And the logic behind Horst’s interpretation goes like this:
“I interpretate what I see as Christian symbols because it is a on a Mountain Nestorian rug” - and when asked why he think it is a Mountain Nestorian rug the answer is - “Because I see Christian symbols on it”

Martin
(a side note but come to think of it: one could actually say that the shifting colors of the flowers petals is a deliberate attempt from the weaver within this limited amount of knots to avoid the symmetry of a cross, the poor weaver desperately trying to avoid Christian interpretations of her flowers:))

#25
Rich Larkin
October 18th, 2014 04:36 PM

Hi Horst,

Martin made this comment:

Quote:

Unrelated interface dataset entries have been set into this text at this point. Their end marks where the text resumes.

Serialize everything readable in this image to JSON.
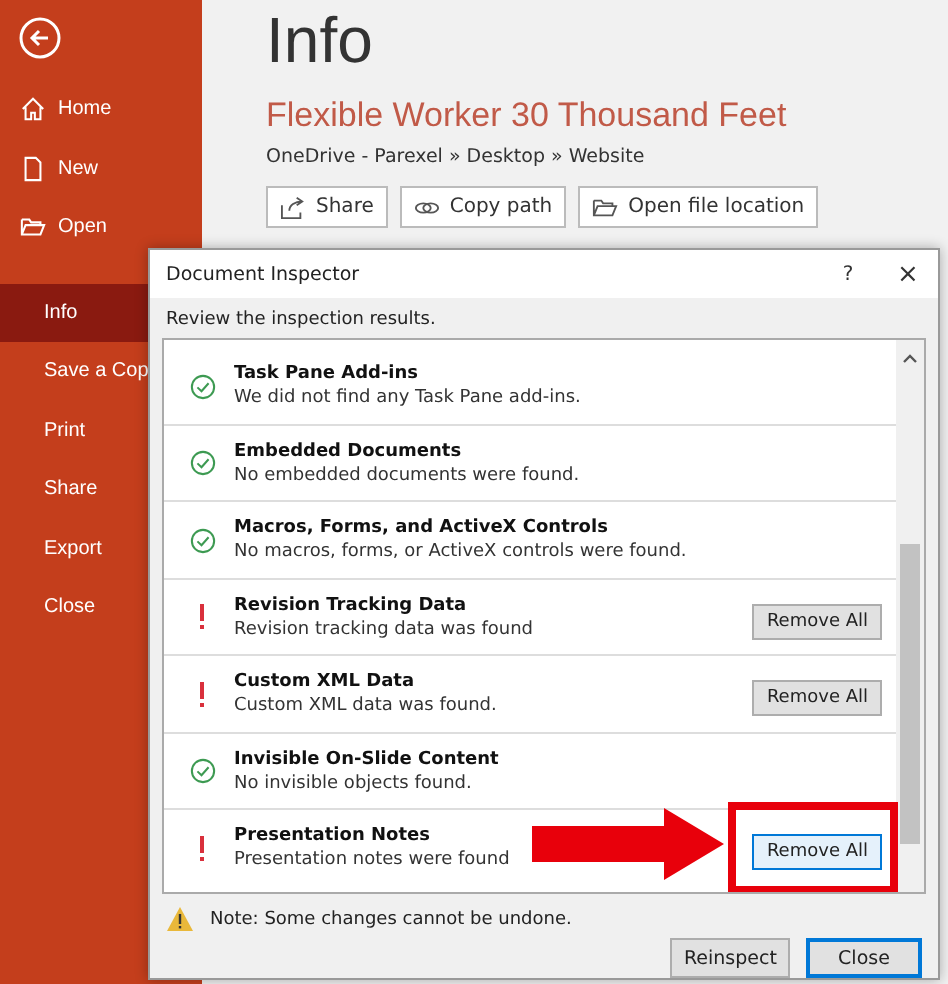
{
  "sidebar": {
    "items": [
      {
        "label": "Home",
        "selected": false
      },
      {
        "label": "New",
        "selected": false
      },
      {
        "label": "Open",
        "selected": false
      },
      {
        "label": "Info",
        "selected": true
      },
      {
        "label": "Save a Cop",
        "selected": false
      },
      {
        "label": "Print",
        "selected": false
      },
      {
        "label": "Share",
        "selected": false
      },
      {
        "label": "Export",
        "selected": false
      },
      {
        "label": "Close",
        "selected": false
      }
    ]
  },
  "page": {
    "heading": "Info",
    "file_title": "Flexible Worker 30 Thousand Feet",
    "path": "OneDrive - Parexel » Desktop » Website",
    "buttons": [
      {
        "label": "Share"
      },
      {
        "label": "Copy path"
      },
      {
        "label": "Open file location"
      }
    ]
  },
  "dialog": {
    "title": "Document Inspector",
    "help": "?",
    "close": "×",
    "instruction": "Review the inspection results.",
    "results": [
      {
        "name": "Task Pane Add-ins",
        "detail": "We did not find any Task Pane add-ins.",
        "kind": "passed"
      },
      {
        "name": "Embedded Documents",
        "detail": "No embedded documents were found.",
        "kind": "passed"
      },
      {
        "name": "Macros, Forms, and ActiveX Controls",
        "detail": "No macros, forms, or ActiveX controls were found.",
        "kind": "passed"
      },
      {
        "name": "Revision Tracking Data",
        "detail": "Revision tracking data was found",
        "kind": "found",
        "action": "Remove All"
      },
      {
        "name": "Custom XML Data",
        "detail": "Custom XML data was found.",
        "kind": "found",
        "action": "Remove All"
      },
      {
        "name": "Invisible On-Slide Content",
        "detail": "No invisible objects found.",
        "kind": "passed"
      },
      {
        "name": "Presentation Notes",
        "detail": "Presentation notes were found",
        "kind": "found",
        "action": "Remove All",
        "highlighted": true
      }
    ],
    "note": "Note: Some changes cannot be undone.",
    "buttons": [
      {
        "label": "Reinspect",
        "default": false
      },
      {
        "label": "Close",
        "default": true
      }
    ]
  }
}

And the logic behind Horst’s interpretation goes like this:
“I interpretate what I see as Christian symbols because it is a on a Mountain Nestorian rug” - and when asked why he think it is a Mountain Nestorian rug the answer is - “Because I see Christian symbols on it”
And this seems to summarize the problem with your argument. You have several points to prove in order to give your thesis traction, and you are citing one to prove another in a circular process. But virtually no factual evidence. In the absence of it, your assertions seem highly improbable based on what is actually before us. You need to respond to the clamor for facts with facts, not with evasion and obfuscation.

I don't mean to "pile on," but that's how matters lie.

Rich

#26
Marla Mallett
October 18th, 2014 06:49 PM

Here is a Herki brocade/soumak saddlebag with bands definitely related to the 8-petal "rosettes" with alternating colors. A horizontal, linear version of the "garland of rosettes." Standard Herki Kurd fare.



#27
Horst Nitz
October 18th, 2014 10:41 PM

Hi,

Marla, yes I see the relation, its a good example. Besides quality, the difference is in the small rhombi with incised crosses. In the Herki panel the rosettes have deteriorated to a mere ornament.

Martin, under a methodological perspective your last post is the pits. You associate objects that share no context whatsoever. Why not Mars craters?

Horst

#28
Rich Larkin
October 18th, 2014 10:53 PM

Hi Horst,

Your comment:

Quote:

Martin, under a methodological perspective your last post is the pits. You associate objects that share no context whatsoever. Why not Mars craters?
I think you've missed his point. His post is essentially absurd in the context we are discussing. On the other hand, you have invented a context for yours.

Rich

#29
Filiberto Boncompagni
October 19th, 2014 07:36 AM

Horst,

I think Martin's post resumes the situation perfectly.
Since you don’t know what else to answer, you then dismiss it like garbage.
Filiberto